Rich Lowry and Ramesh Ponnuru have a timid—but lengthy!—piece in National Review today that takes to task the purists in the Republican Party who think that the road to victory is always and everywhere to demand more confrontation, more obduracy, and more loyalty to the one true cause:
It is a politics of perpetual intra-Republican denunciation. It focuses its fire on other conservatives as much as on liberals. It takes more satisfaction in a complete loss on supposed principle than in a partial victory, let alone in the mere avoidance of worse outcomes. It has only one tactic — raise the stakes, hope to lower the boom — and treats any prudential disagreement with that tactic as a betrayal. Adherents of this brand of conservative politics are investing considerable time, energy, and money in it, locking themselves in unending intra-party battle.
....The need for greater purity, the ever-present danger of betrayal: These have been long-standing themes on the right. When our people get power, they immediately stop being our people, the great conservative journalist M. Stanton Evans quipped decades ago. Yet this assessment of what ails conservatism has grown less and less true with time.
This is a good point. The tea party faction seems unable to recognize that, in fact, they have very clearly taken over the Republican Party. Moderate Republicans are no longer a real force. For better or worse, right wingers finally have the party they've always wanted—or at least as much of it as any faction is ever likely to get in real life.
But now that they have it, they've discovered that it isn't doing them any good, and Lowry and Ponnuru identify the obvious reason for this: We live in a democracy. The tea partiers may control the Republican Party, but they don't command majority support among the American public. Without that, they'll never be able to advance their agenda, and the more apocalyptic they get, the less likely they are to ever win the kind of broad-based victories that Ronald Reagan did.
So why do I call this piece timid? Not because it's full of caveats about how understandable the frustrations of the tea partiers are or how much their hearts are in the right place. That's standard boilerplate in a piece like this.
No, it's timid because, in the end, Lowry and Ponnuru pull back, seemingly unwilling to make any truly robust recommendations for changing things:
For the country to be governed conservatively, however, conservatives have to win more elections....There is no alternative to seeking to expand the conservative base beyond its present inadequate numbers and to win the votes of people who aren’t yet conservatives or are not yet conservatives on all issues. The defunders often said that those who predicted their failure were “defeatists.” Yet it is they who have given in to despair. They are the ones who entertain the ideas that everything has gotten worse; that the last few decades of conservative thought and action have been for nothing; that engagement in politics as traditionally conceived is hopeless; that government programs, once begun, must corrupt the citizenry so that they can never be ended or reformed; that the country will soon be past the point of regeneration, if it is not there already.

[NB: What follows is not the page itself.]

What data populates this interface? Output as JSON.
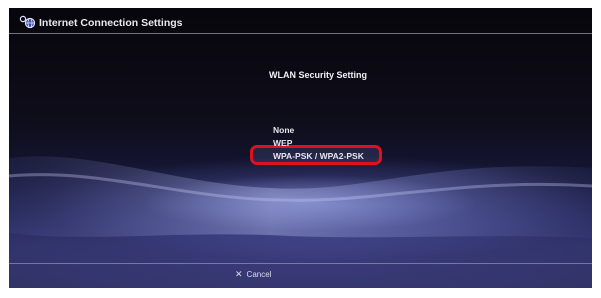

OK, but how will conservatives win more elections? L&P explicitly disavow the notion of the party turning left, suggesting only that they're skeptical of "the idea that moving in the opposite direction will in itself pay political dividends." But if they have no concrete suggestions—either in policy or tone or messaging or something—then this is just mush. When Democrats went through this kind of introspection in the 80s, the DLC, for better or worse, drove a conversation that included lots of painfully concrete ideas. That produced plenty of noxious infighting, but it also produced results.
It would be fascinating to see National Review start to play the same kind of role on the right. That's unlikely, I suppose, but one way or another, they need to choose up sides. It's easy and obvious to say that Republicans need to win electoral victories if they want to promote the conservative cause. The bigger question is what Republicans need to do in order to win those victories. Tackling that question in a forthright way will make NR a lot more enemies, but it might, eventually, also produce some actual electoral victories.